=== What you need to do ===
Only the lines from the one containing "Enumerate this screenshot's" through the end of the entries should be returned, exactly as they are, with the pictures omitted.

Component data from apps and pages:
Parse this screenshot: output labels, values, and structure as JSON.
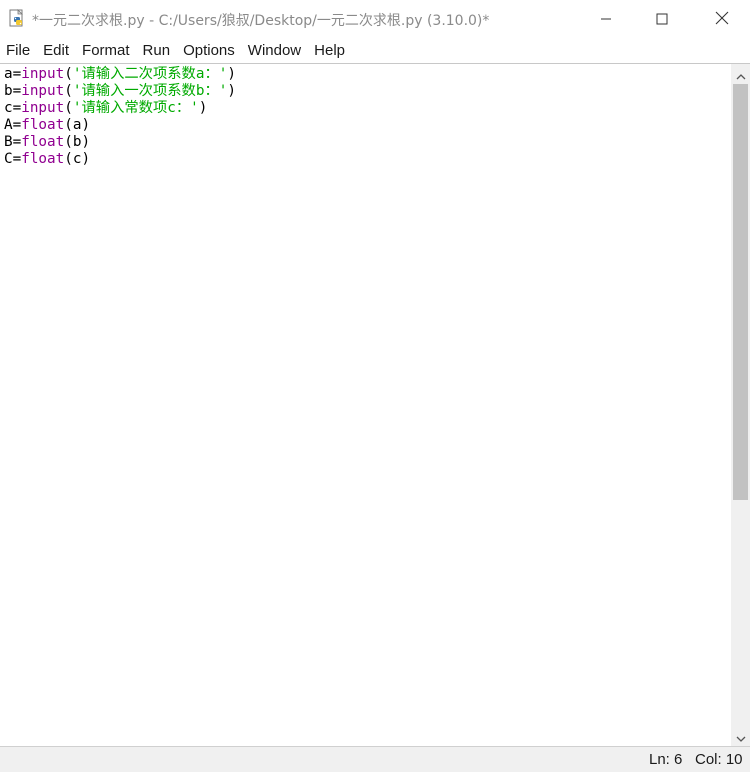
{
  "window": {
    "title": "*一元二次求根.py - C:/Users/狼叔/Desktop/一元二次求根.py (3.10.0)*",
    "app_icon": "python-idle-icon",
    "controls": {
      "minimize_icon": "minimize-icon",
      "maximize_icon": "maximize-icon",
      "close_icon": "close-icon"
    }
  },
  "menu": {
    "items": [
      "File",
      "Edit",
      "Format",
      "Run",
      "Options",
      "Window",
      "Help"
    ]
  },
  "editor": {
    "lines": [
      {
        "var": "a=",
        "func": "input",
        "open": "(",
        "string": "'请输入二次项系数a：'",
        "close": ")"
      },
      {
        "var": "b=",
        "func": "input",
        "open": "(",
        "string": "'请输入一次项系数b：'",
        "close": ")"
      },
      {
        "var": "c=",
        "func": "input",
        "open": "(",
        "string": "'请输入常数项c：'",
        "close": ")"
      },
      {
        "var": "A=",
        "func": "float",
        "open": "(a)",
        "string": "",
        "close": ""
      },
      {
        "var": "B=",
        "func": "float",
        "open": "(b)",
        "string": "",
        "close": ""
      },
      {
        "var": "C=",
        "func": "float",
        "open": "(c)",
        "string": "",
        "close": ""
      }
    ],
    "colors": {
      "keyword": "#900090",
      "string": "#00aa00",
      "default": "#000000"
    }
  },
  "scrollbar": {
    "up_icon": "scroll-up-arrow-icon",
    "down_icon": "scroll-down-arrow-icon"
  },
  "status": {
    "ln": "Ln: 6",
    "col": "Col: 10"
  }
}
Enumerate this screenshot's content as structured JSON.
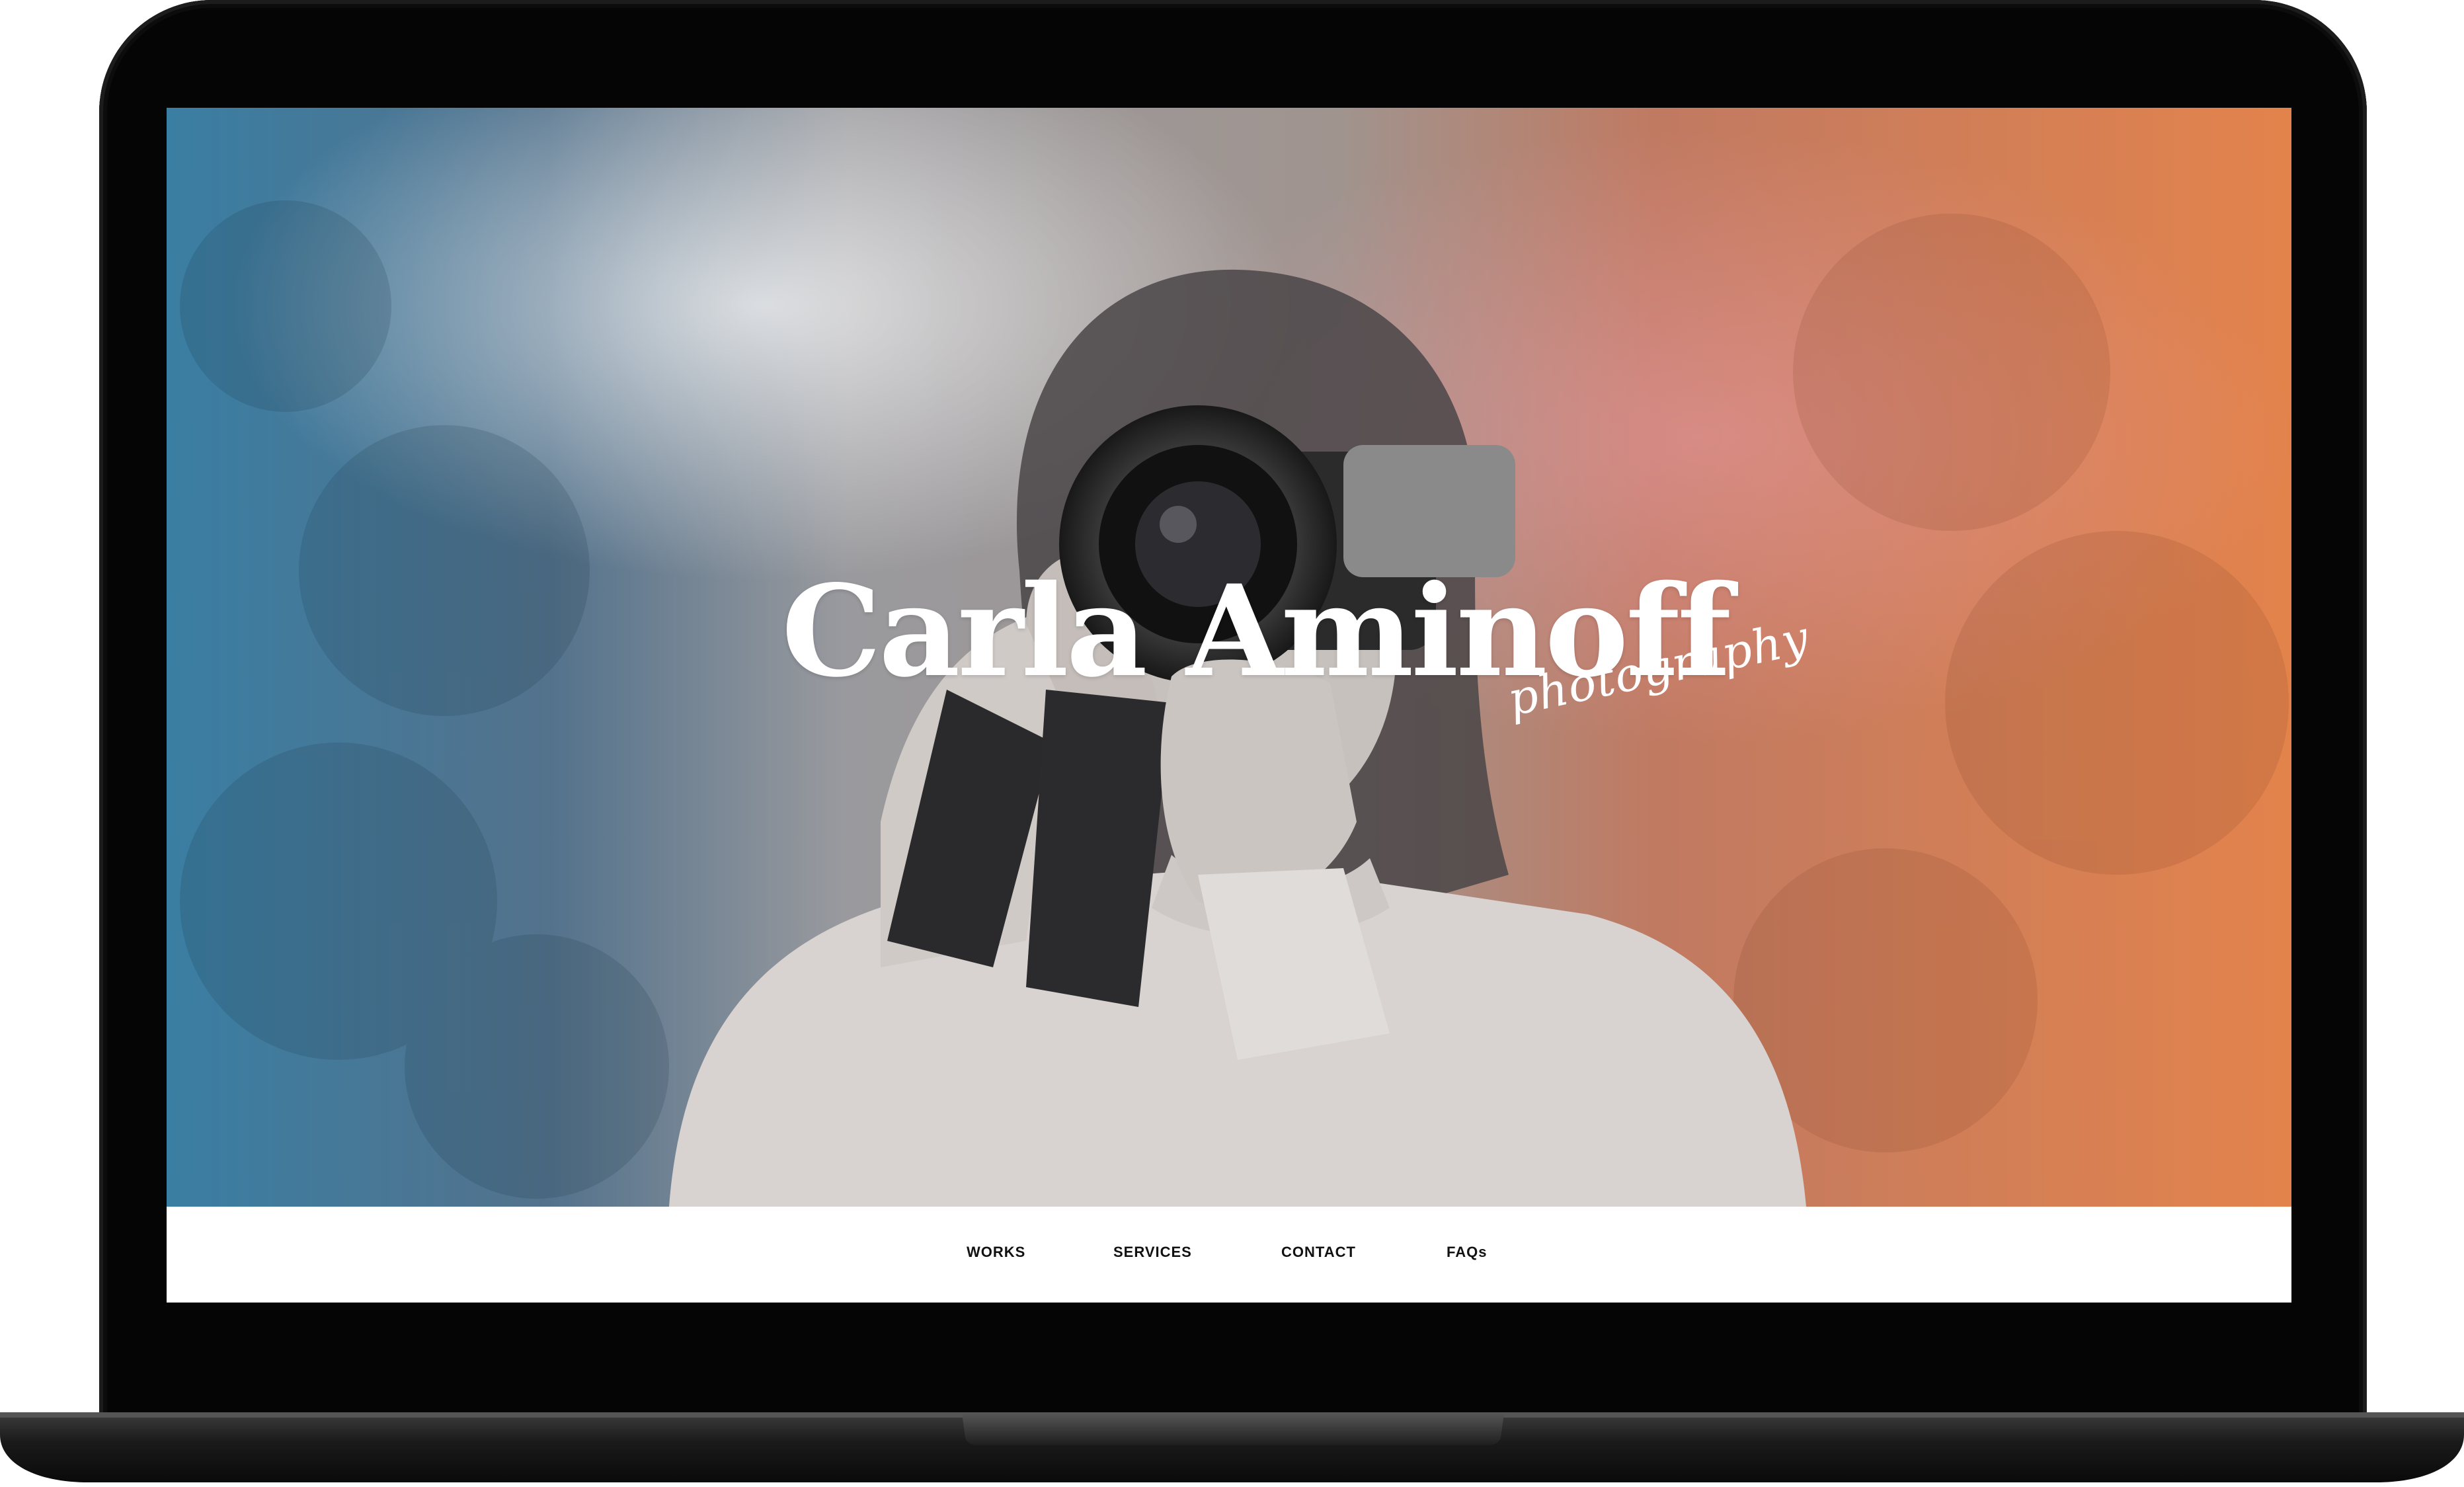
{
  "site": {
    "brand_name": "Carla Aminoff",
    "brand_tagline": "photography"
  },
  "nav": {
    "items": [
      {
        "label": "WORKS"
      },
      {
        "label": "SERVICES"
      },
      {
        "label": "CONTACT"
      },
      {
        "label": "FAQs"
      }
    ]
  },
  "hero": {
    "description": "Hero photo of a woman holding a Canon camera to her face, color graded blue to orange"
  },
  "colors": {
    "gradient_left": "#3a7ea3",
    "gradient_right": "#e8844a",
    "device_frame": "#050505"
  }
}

=== Output ===
Enumerate this screenshot's content as structured JSON.
{
  "site": {
    "brand_name": "Carla Aminoff",
    "brand_tagline": "photography"
  },
  "nav": {
    "items": [
      {
        "label": "WORKS"
      },
      {
        "label": "SERVICES"
      },
      {
        "label": "CONTACT"
      },
      {
        "label": "FAQs"
      }
    ]
  },
  "hero": {
    "description": "Hero photo of a woman holding a Canon camera to her face, color graded blue to orange"
  },
  "colors": {
    "gradient_left": "#3a7ea3",
    "gradient_right": "#e8844a",
    "device_frame": "#050505"
  }
}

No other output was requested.